“What the army chief has implied is that India is prepared for the worst even as we work towards and hope for the best --- the restoration of status quo ante of April 2020,” said former director general of military operations Lieutenant General Vinod Bhatia (Retd).

‘Threat Not Reduced’

The Indian Army’s patrolling activity has been affected in Hot Springs and PLA’s forward presence in Depsang has also hindered access of Indian soldiers to routes including the ones leading to PP-10, 11, 11-A, 12 and 13.

Despite three rounds of disengagement at friction points on LAC, the two armies still have 50,000 to 60,000 troops each and advanced weaponry deployed in the Ladakh theatre.

“After persistent joint efforts, mutual disengagement has taken place at many locations. So there has been positive movement… But while there has been partial disengagement, the threat has by no means reduced. Force levels in areas where disengagement is yet to take place have been adequately enhanced,” the army chief said.

Threat assessment and internal deliberations have led to reorganisation and realignment of forces and a significant infrastructure push to ensure India’s territorial integrity and to counter the major augmentation of PLA forces and military infrastructure, he said. “We will continue to deal with PLA in a firm, resolute and peaceful manner, while ensuring the sanctity of our claims. Necessary safeguards are in place.”

He said that India has enhanced its military capabilities manifold not only in Ladakh but all along the northern border with China during the last one-and-a-half years, and it is in a much better position to take on future challenges.

“We have inducted additional troops and made infrastructure and billeting facilities for as many as 25,000 extra troops who had gone into that area. These facilities also cater for any more increments that might take place in times to come.”

Naravane said it was unclear if Chinese forces will remain permanently stationed in their forward areas or eventually move back.

“It remains to be seen whether they will permanently station themselves there or will be amenable to some kind of de-induction in times to come. First, disengagement has to happen from friction areas. After some confidence is built, we can think of a little bit of de-escalation or moving back from being bang on LAC to areas in depth but remaining in that general area. We can then think of de-induction wherein troops can go back to their permanent locations and garrisons. Till we reach those steps, we will have to be prepared to stay there for as long as it requires,” he said.

‘Resolve Boundary Question’

General Naravane said there was a silver lining to the border crisis as India used it as an opportunity to fast-track infrastructure development, undertake doctrinal reviews and fill operational voids through emergency purchases.

On a new Chinese border law, he said it was not in keeping with past agreements and not binding on India and the country was more than adequately prepared to deal with any possible military ramifications. China’s parliament, the National People’s Congress (NPC), adopted the “new law on the protection and exploitation of the country’s land border areas” on October 23.

The legislation gives more powers to PLA and state agencies to use civilians in border areas as a first line of defence, to strengthen infrastructure, and to build more border towns.

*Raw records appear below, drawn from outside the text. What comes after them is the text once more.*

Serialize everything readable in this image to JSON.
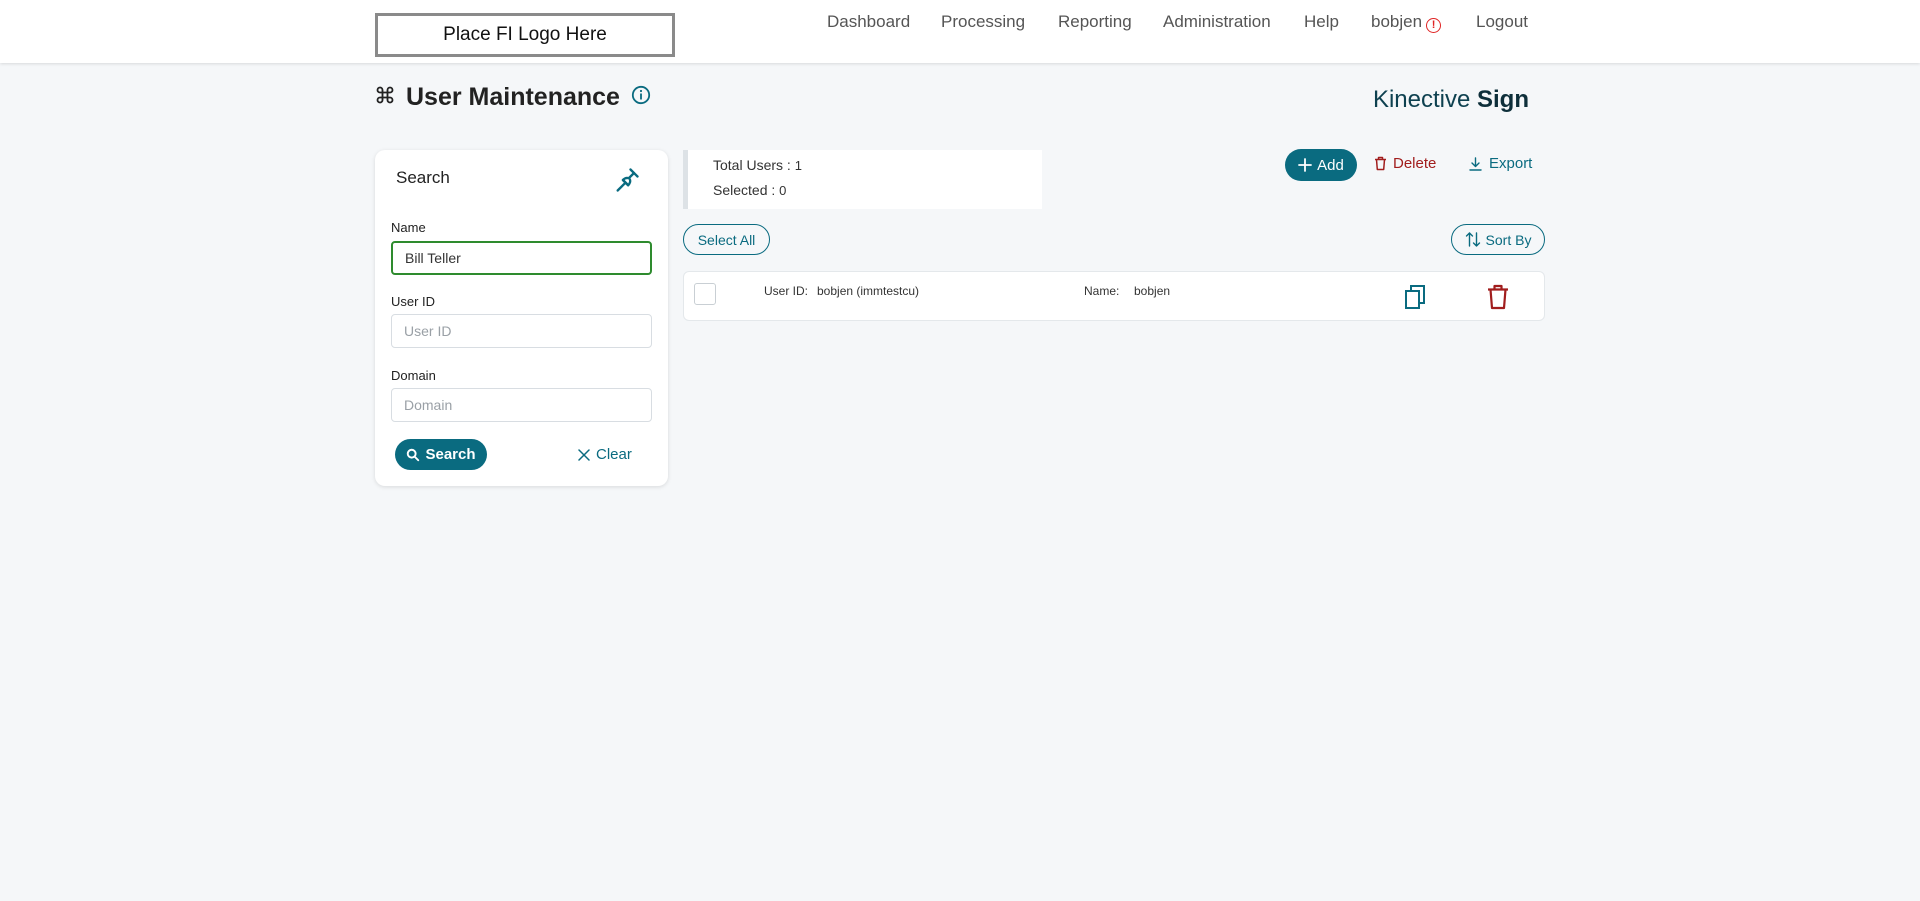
{
  "header": {
    "logo_text": "Place FI Logo Here",
    "nav": [
      "Dashboard",
      "Processing",
      "Reporting",
      "Administration",
      "Help"
    ],
    "user": "bobjen",
    "user_alert_glyph": "!",
    "logout": "Logout"
  },
  "page": {
    "title": "User Maintenance",
    "title_icon": "command-icon",
    "brand_light": "Kinective ",
    "brand_bold": "Sign"
  },
  "search": {
    "title": "Search",
    "name_label": "Name",
    "name_value": "Bill Teller",
    "userid_label": "User ID",
    "userid_placeholder": "User ID",
    "domain_label": "Domain",
    "domain_placeholder": "Domain",
    "search_button": "Search",
    "clear_button": "Clear"
  },
  "summary": {
    "total_label": "Total Users : ",
    "total_value": "1",
    "selected_label": "Selected : ",
    "selected_value": "0"
  },
  "actions": {
    "add": "Add",
    "delete": "Delete",
    "export": "Export",
    "select_all": "Select All",
    "sort_by": "Sort By"
  },
  "users": [
    {
      "userid_label": "User ID:",
      "userid_value": "bobjen (immtestcu)",
      "name_label": "Name:",
      "name_value": "bobjen"
    }
  ],
  "colors": {
    "accent": "#0a6b80",
    "danger": "#a11d1d",
    "alert": "#e02424",
    "active_border": "#2e8b2e",
    "background": "#f5f7f9"
  }
}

On China building villages and other infrastructure on what India perceives to be its territory, Naravane said such issues would keep cropping up till the boundary question remained unresolved.

“The long-term solution is to resolve the boundary question rather than allowing these issues to become a point of difference every now and then and a pinprick in our bilateral ties. We are well poised all along our border and there is no question of the status quo as it exists today being altered by force,” he added.

Bhatia said the two countries should resolve the boundary question but the chances of that were bleak in the near to mid-term given China’s military coercion against India.